### [EXERCISE DETAILS]
Your job is to return every line of the listing holding the string "created".

### [RECORDS TO USE]
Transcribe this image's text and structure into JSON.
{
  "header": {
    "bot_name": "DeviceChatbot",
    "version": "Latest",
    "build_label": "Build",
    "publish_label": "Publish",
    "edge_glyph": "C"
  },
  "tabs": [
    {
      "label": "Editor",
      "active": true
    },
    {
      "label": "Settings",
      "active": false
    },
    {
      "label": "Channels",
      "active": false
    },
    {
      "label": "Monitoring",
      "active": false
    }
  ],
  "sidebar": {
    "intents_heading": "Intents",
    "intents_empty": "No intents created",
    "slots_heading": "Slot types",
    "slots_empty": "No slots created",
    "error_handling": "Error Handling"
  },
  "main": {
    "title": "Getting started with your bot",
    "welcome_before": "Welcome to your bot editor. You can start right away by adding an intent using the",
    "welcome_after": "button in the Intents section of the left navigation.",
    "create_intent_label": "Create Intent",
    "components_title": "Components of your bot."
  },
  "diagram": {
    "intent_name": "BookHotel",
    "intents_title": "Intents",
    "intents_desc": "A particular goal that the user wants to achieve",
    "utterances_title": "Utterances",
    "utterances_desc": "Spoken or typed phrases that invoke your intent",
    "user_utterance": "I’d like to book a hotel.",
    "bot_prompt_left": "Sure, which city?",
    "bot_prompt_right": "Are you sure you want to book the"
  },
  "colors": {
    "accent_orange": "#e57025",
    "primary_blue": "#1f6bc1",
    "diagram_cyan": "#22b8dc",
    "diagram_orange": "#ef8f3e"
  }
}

### [SOLUTION]
    "intents_empty": "No intents created",
    "slots_empty": "No slots created",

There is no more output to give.